**WHAT THIS TASK INVOLVES:** Using the records below, filter for lines that contain the string "data" and copy them out.

**GIVEN ENTRIES:**
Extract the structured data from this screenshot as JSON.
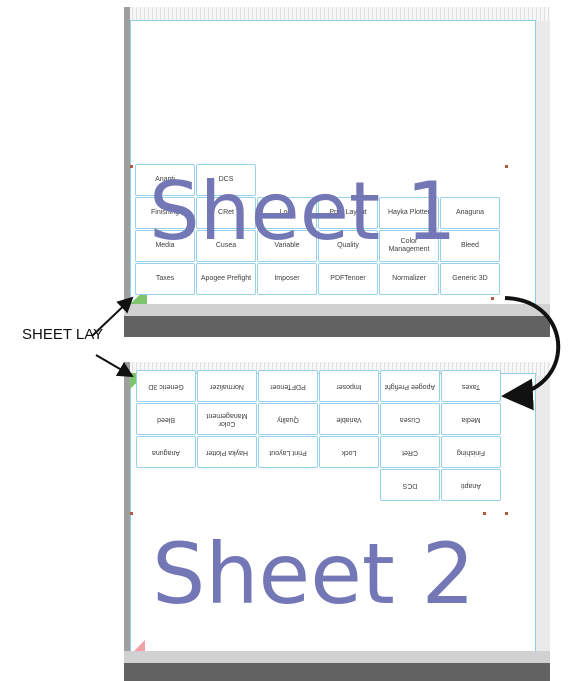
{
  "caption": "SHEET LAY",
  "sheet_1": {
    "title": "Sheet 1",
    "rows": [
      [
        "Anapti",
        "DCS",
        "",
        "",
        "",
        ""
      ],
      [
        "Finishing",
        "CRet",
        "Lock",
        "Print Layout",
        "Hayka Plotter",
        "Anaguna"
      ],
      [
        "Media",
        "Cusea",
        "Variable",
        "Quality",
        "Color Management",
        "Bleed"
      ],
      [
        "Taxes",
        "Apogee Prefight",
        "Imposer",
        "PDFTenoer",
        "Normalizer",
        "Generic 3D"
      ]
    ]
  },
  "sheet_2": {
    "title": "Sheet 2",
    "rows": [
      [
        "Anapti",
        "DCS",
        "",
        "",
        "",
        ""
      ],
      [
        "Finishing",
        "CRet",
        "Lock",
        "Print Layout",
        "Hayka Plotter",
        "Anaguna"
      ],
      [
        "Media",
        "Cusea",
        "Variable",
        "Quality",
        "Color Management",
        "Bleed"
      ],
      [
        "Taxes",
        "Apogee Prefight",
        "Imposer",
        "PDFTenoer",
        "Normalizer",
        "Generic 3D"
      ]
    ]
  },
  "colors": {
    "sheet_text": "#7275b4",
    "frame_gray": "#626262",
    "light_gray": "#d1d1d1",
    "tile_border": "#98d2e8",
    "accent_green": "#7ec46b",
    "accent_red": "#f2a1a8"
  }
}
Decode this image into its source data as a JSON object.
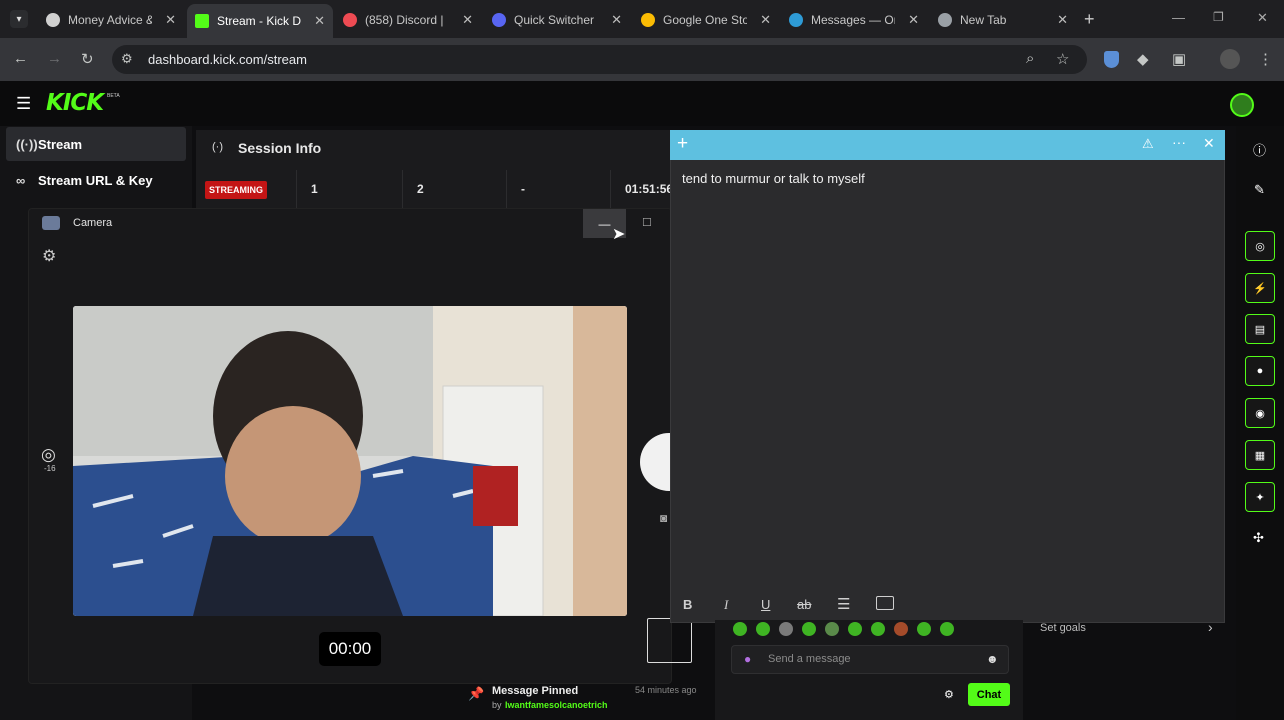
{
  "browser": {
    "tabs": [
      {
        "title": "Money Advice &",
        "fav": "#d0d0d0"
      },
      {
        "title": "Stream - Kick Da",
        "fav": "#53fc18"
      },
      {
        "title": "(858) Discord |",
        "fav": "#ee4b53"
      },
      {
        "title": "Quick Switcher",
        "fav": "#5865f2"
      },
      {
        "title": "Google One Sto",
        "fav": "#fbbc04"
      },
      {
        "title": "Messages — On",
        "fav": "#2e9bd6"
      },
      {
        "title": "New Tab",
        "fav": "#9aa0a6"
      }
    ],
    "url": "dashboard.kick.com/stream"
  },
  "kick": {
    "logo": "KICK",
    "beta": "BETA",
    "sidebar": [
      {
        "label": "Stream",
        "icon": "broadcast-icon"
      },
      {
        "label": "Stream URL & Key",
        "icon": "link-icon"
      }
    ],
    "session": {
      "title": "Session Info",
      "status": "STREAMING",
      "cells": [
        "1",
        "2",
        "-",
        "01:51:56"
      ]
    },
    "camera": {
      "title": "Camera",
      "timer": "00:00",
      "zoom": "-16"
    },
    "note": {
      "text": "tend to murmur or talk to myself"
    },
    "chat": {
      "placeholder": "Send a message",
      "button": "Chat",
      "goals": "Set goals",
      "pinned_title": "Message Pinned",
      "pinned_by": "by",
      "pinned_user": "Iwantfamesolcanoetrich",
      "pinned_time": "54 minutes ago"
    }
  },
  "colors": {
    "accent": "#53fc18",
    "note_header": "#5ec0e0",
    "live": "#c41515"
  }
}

**EXERCISE RESULT:**
Extract the structured data from this screenshot as JSON.
Decode this image into its source data as a JSON object.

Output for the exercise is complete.